Set down every record below exactly as written, but leave out the pictures.

* * * * * * *

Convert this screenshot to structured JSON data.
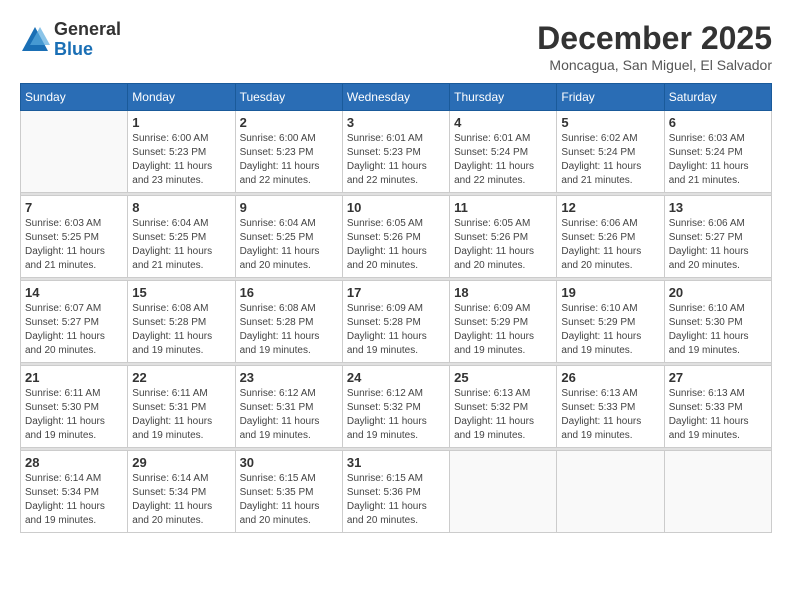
{
  "header": {
    "logo": {
      "general": "General",
      "blue": "Blue"
    },
    "title": "December 2025",
    "location": "Moncagua, San Miguel, El Salvador"
  },
  "calendar": {
    "headers": [
      "Sunday",
      "Monday",
      "Tuesday",
      "Wednesday",
      "Thursday",
      "Friday",
      "Saturday"
    ],
    "weeks": [
      [
        {
          "day": "",
          "info": ""
        },
        {
          "day": "1",
          "info": "Sunrise: 6:00 AM\nSunset: 5:23 PM\nDaylight: 11 hours\nand 23 minutes."
        },
        {
          "day": "2",
          "info": "Sunrise: 6:00 AM\nSunset: 5:23 PM\nDaylight: 11 hours\nand 22 minutes."
        },
        {
          "day": "3",
          "info": "Sunrise: 6:01 AM\nSunset: 5:23 PM\nDaylight: 11 hours\nand 22 minutes."
        },
        {
          "day": "4",
          "info": "Sunrise: 6:01 AM\nSunset: 5:24 PM\nDaylight: 11 hours\nand 22 minutes."
        },
        {
          "day": "5",
          "info": "Sunrise: 6:02 AM\nSunset: 5:24 PM\nDaylight: 11 hours\nand 21 minutes."
        },
        {
          "day": "6",
          "info": "Sunrise: 6:03 AM\nSunset: 5:24 PM\nDaylight: 11 hours\nand 21 minutes."
        }
      ],
      [
        {
          "day": "7",
          "info": "Sunrise: 6:03 AM\nSunset: 5:25 PM\nDaylight: 11 hours\nand 21 minutes."
        },
        {
          "day": "8",
          "info": "Sunrise: 6:04 AM\nSunset: 5:25 PM\nDaylight: 11 hours\nand 21 minutes."
        },
        {
          "day": "9",
          "info": "Sunrise: 6:04 AM\nSunset: 5:25 PM\nDaylight: 11 hours\nand 20 minutes."
        },
        {
          "day": "10",
          "info": "Sunrise: 6:05 AM\nSunset: 5:26 PM\nDaylight: 11 hours\nand 20 minutes."
        },
        {
          "day": "11",
          "info": "Sunrise: 6:05 AM\nSunset: 5:26 PM\nDaylight: 11 hours\nand 20 minutes."
        },
        {
          "day": "12",
          "info": "Sunrise: 6:06 AM\nSunset: 5:26 PM\nDaylight: 11 hours\nand 20 minutes."
        },
        {
          "day": "13",
          "info": "Sunrise: 6:06 AM\nSunset: 5:27 PM\nDaylight: 11 hours\nand 20 minutes."
        }
      ],
      [
        {
          "day": "14",
          "info": "Sunrise: 6:07 AM\nSunset: 5:27 PM\nDaylight: 11 hours\nand 20 minutes."
        },
        {
          "day": "15",
          "info": "Sunrise: 6:08 AM\nSunset: 5:28 PM\nDaylight: 11 hours\nand 19 minutes."
        },
        {
          "day": "16",
          "info": "Sunrise: 6:08 AM\nSunset: 5:28 PM\nDaylight: 11 hours\nand 19 minutes."
        },
        {
          "day": "17",
          "info": "Sunrise: 6:09 AM\nSunset: 5:28 PM\nDaylight: 11 hours\nand 19 minutes."
        },
        {
          "day": "18",
          "info": "Sunrise: 6:09 AM\nSunset: 5:29 PM\nDaylight: 11 hours\nand 19 minutes."
        },
        {
          "day": "19",
          "info": "Sunrise: 6:10 AM\nSunset: 5:29 PM\nDaylight: 11 hours\nand 19 minutes."
        },
        {
          "day": "20",
          "info": "Sunrise: 6:10 AM\nSunset: 5:30 PM\nDaylight: 11 hours\nand 19 minutes."
        }
      ],
      [
        {
          "day": "21",
          "info": "Sunrise: 6:11 AM\nSunset: 5:30 PM\nDaylight: 11 hours\nand 19 minutes."
        },
        {
          "day": "22",
          "info": "Sunrise: 6:11 AM\nSunset: 5:31 PM\nDaylight: 11 hours\nand 19 minutes."
        },
        {
          "day": "23",
          "info": "Sunrise: 6:12 AM\nSunset: 5:31 PM\nDaylight: 11 hours\nand 19 minutes."
        },
        {
          "day": "24",
          "info": "Sunrise: 6:12 AM\nSunset: 5:32 PM\nDaylight: 11 hours\nand 19 minutes."
        },
        {
          "day": "25",
          "info": "Sunrise: 6:13 AM\nSunset: 5:32 PM\nDaylight: 11 hours\nand 19 minutes."
        },
        {
          "day": "26",
          "info": "Sunrise: 6:13 AM\nSunset: 5:33 PM\nDaylight: 11 hours\nand 19 minutes."
        },
        {
          "day": "27",
          "info": "Sunrise: 6:13 AM\nSunset: 5:33 PM\nDaylight: 11 hours\nand 19 minutes."
        }
      ],
      [
        {
          "day": "28",
          "info": "Sunrise: 6:14 AM\nSunset: 5:34 PM\nDaylight: 11 hours\nand 19 minutes."
        },
        {
          "day": "29",
          "info": "Sunrise: 6:14 AM\nSunset: 5:34 PM\nDaylight: 11 hours\nand 20 minutes."
        },
        {
          "day": "30",
          "info": "Sunrise: 6:15 AM\nSunset: 5:35 PM\nDaylight: 11 hours\nand 20 minutes."
        },
        {
          "day": "31",
          "info": "Sunrise: 6:15 AM\nSunset: 5:36 PM\nDaylight: 11 hours\nand 20 minutes."
        },
        {
          "day": "",
          "info": ""
        },
        {
          "day": "",
          "info": ""
        },
        {
          "day": "",
          "info": ""
        }
      ]
    ]
  }
}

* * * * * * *

- _ANSWER FOR THE TASK_:
Convert this screenshot to structured JSON data.
{
  "header": {
    "logo": {
      "general": "General",
      "blue": "Blue"
    },
    "title": "December 2025",
    "location": "Moncagua, San Miguel, El Salvador"
  },
  "calendar": {
    "headers": [
      "Sunday",
      "Monday",
      "Tuesday",
      "Wednesday",
      "Thursday",
      "Friday",
      "Saturday"
    ],
    "weeks": [
      [
        {
          "day": "",
          "info": ""
        },
        {
          "day": "1",
          "info": "Sunrise: 6:00 AM\nSunset: 5:23 PM\nDaylight: 11 hours\nand 23 minutes."
        },
        {
          "day": "2",
          "info": "Sunrise: 6:00 AM\nSunset: 5:23 PM\nDaylight: 11 hours\nand 22 minutes."
        },
        {
          "day": "3",
          "info": "Sunrise: 6:01 AM\nSunset: 5:23 PM\nDaylight: 11 hours\nand 22 minutes."
        },
        {
          "day": "4",
          "info": "Sunrise: 6:01 AM\nSunset: 5:24 PM\nDaylight: 11 hours\nand 22 minutes."
        },
        {
          "day": "5",
          "info": "Sunrise: 6:02 AM\nSunset: 5:24 PM\nDaylight: 11 hours\nand 21 minutes."
        },
        {
          "day": "6",
          "info": "Sunrise: 6:03 AM\nSunset: 5:24 PM\nDaylight: 11 hours\nand 21 minutes."
        }
      ],
      [
        {
          "day": "7",
          "info": "Sunrise: 6:03 AM\nSunset: 5:25 PM\nDaylight: 11 hours\nand 21 minutes."
        },
        {
          "day": "8",
          "info": "Sunrise: 6:04 AM\nSunset: 5:25 PM\nDaylight: 11 hours\nand 21 minutes."
        },
        {
          "day": "9",
          "info": "Sunrise: 6:04 AM\nSunset: 5:25 PM\nDaylight: 11 hours\nand 20 minutes."
        },
        {
          "day": "10",
          "info": "Sunrise: 6:05 AM\nSunset: 5:26 PM\nDaylight: 11 hours\nand 20 minutes."
        },
        {
          "day": "11",
          "info": "Sunrise: 6:05 AM\nSunset: 5:26 PM\nDaylight: 11 hours\nand 20 minutes."
        },
        {
          "day": "12",
          "info": "Sunrise: 6:06 AM\nSunset: 5:26 PM\nDaylight: 11 hours\nand 20 minutes."
        },
        {
          "day": "13",
          "info": "Sunrise: 6:06 AM\nSunset: 5:27 PM\nDaylight: 11 hours\nand 20 minutes."
        }
      ],
      [
        {
          "day": "14",
          "info": "Sunrise: 6:07 AM\nSunset: 5:27 PM\nDaylight: 11 hours\nand 20 minutes."
        },
        {
          "day": "15",
          "info": "Sunrise: 6:08 AM\nSunset: 5:28 PM\nDaylight: 11 hours\nand 19 minutes."
        },
        {
          "day": "16",
          "info": "Sunrise: 6:08 AM\nSunset: 5:28 PM\nDaylight: 11 hours\nand 19 minutes."
        },
        {
          "day": "17",
          "info": "Sunrise: 6:09 AM\nSunset: 5:28 PM\nDaylight: 11 hours\nand 19 minutes."
        },
        {
          "day": "18",
          "info": "Sunrise: 6:09 AM\nSunset: 5:29 PM\nDaylight: 11 hours\nand 19 minutes."
        },
        {
          "day": "19",
          "info": "Sunrise: 6:10 AM\nSunset: 5:29 PM\nDaylight: 11 hours\nand 19 minutes."
        },
        {
          "day": "20",
          "info": "Sunrise: 6:10 AM\nSunset: 5:30 PM\nDaylight: 11 hours\nand 19 minutes."
        }
      ],
      [
        {
          "day": "21",
          "info": "Sunrise: 6:11 AM\nSunset: 5:30 PM\nDaylight: 11 hours\nand 19 minutes."
        },
        {
          "day": "22",
          "info": "Sunrise: 6:11 AM\nSunset: 5:31 PM\nDaylight: 11 hours\nand 19 minutes."
        },
        {
          "day": "23",
          "info": "Sunrise: 6:12 AM\nSunset: 5:31 PM\nDaylight: 11 hours\nand 19 minutes."
        },
        {
          "day": "24",
          "info": "Sunrise: 6:12 AM\nSunset: 5:32 PM\nDaylight: 11 hours\nand 19 minutes."
        },
        {
          "day": "25",
          "info": "Sunrise: 6:13 AM\nSunset: 5:32 PM\nDaylight: 11 hours\nand 19 minutes."
        },
        {
          "day": "26",
          "info": "Sunrise: 6:13 AM\nSunset: 5:33 PM\nDaylight: 11 hours\nand 19 minutes."
        },
        {
          "day": "27",
          "info": "Sunrise: 6:13 AM\nSunset: 5:33 PM\nDaylight: 11 hours\nand 19 minutes."
        }
      ],
      [
        {
          "day": "28",
          "info": "Sunrise: 6:14 AM\nSunset: 5:34 PM\nDaylight: 11 hours\nand 19 minutes."
        },
        {
          "day": "29",
          "info": "Sunrise: 6:14 AM\nSunset: 5:34 PM\nDaylight: 11 hours\nand 20 minutes."
        },
        {
          "day": "30",
          "info": "Sunrise: 6:15 AM\nSunset: 5:35 PM\nDaylight: 11 hours\nand 20 minutes."
        },
        {
          "day": "31",
          "info": "Sunrise: 6:15 AM\nSunset: 5:36 PM\nDaylight: 11 hours\nand 20 minutes."
        },
        {
          "day": "",
          "info": ""
        },
        {
          "day": "",
          "info": ""
        },
        {
          "day": "",
          "info": ""
        }
      ]
    ]
  }
}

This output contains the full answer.